April 6, 2006 – Researchers at the Kanagawa Academy of Science and Technology have developed a new material for transparent thin-film electrodes that does not use indium, an increasingly rare and expensive component of thin-film displays, according to the Nikkei Business Daily.
The new ceramic material, composed of 95% titanium oxide and 5% niobium, is exposed to a laser which evaporates the surface, forming a thin film 100nm thick on a glass substrate placed above it. Heating the substrate to about 500 degrees Celsius in hydrogen further enhances the conductivity of the material, which demonstrated 80% transmittance of visible light and low electrical resistance of 0.001 ohm/cm3. The team ultimately aims to boost light transmittance to 90% and reduce electrical resistance by another order of magnitude to 0.0001 ohm.

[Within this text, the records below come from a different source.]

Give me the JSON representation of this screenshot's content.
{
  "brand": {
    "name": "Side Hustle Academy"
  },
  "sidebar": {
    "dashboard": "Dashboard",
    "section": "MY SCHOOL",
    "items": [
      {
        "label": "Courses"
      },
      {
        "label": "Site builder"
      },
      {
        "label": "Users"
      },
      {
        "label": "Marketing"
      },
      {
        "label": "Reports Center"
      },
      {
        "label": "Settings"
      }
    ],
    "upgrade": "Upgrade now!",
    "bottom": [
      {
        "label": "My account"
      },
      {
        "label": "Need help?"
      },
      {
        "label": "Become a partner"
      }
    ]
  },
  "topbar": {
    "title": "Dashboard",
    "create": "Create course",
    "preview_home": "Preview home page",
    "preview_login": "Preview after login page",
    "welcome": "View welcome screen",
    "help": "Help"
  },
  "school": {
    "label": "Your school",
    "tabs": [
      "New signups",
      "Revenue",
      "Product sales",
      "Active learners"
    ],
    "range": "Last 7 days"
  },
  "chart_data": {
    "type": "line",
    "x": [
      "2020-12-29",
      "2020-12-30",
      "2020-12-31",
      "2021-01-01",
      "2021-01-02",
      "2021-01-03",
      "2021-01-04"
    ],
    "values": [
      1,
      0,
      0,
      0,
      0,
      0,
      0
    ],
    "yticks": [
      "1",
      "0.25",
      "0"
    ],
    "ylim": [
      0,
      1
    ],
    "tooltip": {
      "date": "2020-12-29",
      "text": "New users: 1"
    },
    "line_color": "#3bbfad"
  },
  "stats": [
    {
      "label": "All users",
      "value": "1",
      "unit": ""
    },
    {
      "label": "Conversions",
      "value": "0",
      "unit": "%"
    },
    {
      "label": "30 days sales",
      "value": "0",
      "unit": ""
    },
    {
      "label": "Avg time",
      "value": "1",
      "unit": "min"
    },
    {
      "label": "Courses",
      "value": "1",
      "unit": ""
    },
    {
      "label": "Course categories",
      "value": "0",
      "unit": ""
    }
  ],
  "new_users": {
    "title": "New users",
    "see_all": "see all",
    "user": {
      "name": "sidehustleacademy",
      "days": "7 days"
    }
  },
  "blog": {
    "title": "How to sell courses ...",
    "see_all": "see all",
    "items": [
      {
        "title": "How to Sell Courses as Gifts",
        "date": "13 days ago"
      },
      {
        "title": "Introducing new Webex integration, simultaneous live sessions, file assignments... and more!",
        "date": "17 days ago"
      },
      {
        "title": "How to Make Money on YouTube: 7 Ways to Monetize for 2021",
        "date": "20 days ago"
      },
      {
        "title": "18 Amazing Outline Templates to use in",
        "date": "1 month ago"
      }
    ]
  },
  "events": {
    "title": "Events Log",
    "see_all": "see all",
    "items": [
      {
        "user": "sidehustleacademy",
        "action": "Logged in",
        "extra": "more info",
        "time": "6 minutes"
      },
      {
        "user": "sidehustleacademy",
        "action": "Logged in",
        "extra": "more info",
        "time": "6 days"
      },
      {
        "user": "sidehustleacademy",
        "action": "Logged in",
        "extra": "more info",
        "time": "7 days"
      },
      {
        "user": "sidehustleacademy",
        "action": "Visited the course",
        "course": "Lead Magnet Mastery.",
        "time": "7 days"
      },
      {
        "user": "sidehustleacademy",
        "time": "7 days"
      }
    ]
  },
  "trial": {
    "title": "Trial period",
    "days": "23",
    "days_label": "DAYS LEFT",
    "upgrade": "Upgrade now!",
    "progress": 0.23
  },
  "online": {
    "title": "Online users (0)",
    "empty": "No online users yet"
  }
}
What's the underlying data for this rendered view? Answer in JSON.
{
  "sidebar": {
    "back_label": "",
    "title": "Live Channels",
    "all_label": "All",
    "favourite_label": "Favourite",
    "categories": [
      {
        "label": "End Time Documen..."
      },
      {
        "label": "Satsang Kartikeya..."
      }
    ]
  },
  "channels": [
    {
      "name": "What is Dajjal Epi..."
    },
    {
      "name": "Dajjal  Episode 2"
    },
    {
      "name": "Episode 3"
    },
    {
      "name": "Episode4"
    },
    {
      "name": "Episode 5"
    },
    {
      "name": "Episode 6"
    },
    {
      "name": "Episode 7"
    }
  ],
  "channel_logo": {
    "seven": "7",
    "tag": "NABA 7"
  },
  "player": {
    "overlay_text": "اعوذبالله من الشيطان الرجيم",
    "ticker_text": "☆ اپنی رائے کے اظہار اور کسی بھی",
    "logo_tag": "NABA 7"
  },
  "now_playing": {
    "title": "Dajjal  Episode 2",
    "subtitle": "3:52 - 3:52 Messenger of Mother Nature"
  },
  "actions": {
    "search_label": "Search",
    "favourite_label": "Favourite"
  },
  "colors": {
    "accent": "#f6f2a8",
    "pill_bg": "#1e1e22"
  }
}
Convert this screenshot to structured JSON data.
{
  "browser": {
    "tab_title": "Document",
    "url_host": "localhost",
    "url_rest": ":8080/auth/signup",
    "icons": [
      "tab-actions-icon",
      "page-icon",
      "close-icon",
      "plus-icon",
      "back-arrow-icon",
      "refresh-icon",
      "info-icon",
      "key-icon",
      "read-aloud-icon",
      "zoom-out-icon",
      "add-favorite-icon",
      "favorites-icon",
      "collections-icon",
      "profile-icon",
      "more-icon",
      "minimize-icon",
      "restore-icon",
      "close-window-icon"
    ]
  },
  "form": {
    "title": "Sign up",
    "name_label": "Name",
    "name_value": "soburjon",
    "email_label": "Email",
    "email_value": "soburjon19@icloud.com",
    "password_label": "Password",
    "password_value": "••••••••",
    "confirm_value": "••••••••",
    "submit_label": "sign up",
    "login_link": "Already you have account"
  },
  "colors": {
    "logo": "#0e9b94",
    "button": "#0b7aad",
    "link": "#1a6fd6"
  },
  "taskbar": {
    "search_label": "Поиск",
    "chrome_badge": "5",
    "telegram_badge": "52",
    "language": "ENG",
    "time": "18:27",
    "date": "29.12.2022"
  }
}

Indium tin oxide, used as a transparent and conductive material in flat-panel displays, has seen prices shoot to about $900/kg, as much as 15x the prices from 2001. Prices are seen remaining at a premium due to increasing demand for flat-panel displays.